(Goal of the exercise)
Which lines of the data contain the string "with"? Show each of them.

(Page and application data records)
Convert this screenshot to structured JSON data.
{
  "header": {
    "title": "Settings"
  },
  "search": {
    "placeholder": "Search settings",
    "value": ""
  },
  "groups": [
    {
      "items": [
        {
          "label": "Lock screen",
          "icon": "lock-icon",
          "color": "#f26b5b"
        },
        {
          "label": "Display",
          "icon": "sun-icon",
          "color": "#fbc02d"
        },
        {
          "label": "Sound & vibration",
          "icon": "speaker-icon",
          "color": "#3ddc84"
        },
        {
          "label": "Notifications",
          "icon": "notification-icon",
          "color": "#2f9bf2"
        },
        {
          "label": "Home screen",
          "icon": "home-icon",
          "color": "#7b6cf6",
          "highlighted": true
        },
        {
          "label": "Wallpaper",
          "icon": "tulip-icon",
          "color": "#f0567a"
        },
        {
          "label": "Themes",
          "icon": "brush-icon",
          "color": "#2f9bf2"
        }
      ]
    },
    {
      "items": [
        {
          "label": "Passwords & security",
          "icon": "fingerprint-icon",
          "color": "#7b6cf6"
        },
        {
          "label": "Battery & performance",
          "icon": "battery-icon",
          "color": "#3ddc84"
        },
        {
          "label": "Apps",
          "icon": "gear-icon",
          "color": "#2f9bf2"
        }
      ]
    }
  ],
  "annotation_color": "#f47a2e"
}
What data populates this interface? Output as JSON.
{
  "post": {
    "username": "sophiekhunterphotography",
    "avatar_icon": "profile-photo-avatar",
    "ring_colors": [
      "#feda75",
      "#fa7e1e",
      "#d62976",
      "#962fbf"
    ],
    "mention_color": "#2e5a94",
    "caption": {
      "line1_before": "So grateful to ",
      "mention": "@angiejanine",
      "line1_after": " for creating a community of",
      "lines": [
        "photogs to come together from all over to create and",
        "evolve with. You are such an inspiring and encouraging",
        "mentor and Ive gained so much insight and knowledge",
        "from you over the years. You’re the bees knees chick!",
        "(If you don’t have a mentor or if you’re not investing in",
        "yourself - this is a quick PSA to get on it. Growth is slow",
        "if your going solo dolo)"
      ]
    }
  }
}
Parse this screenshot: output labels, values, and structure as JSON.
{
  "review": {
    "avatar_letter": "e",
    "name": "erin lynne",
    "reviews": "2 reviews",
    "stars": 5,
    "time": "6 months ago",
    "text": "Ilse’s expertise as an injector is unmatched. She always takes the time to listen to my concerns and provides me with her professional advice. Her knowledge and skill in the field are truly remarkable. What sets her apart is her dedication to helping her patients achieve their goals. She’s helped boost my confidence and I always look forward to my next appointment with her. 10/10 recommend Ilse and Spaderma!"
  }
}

(Exercise answer)
        "evolve with. You are such an inspiring and encouraging",
    "text": "Ilse’s expertise as an injector is unmatched. She always takes the time to listen to my concerns and provides me with her professional advice. Her knowledge and skill in the field are truly remarkable. What sets her apart is her dedication to helping her patients achieve their goals. She’s helped boost my confidence and I always look forward to my next appointment with her. 10/10 recommend Ilse and Spaderma!"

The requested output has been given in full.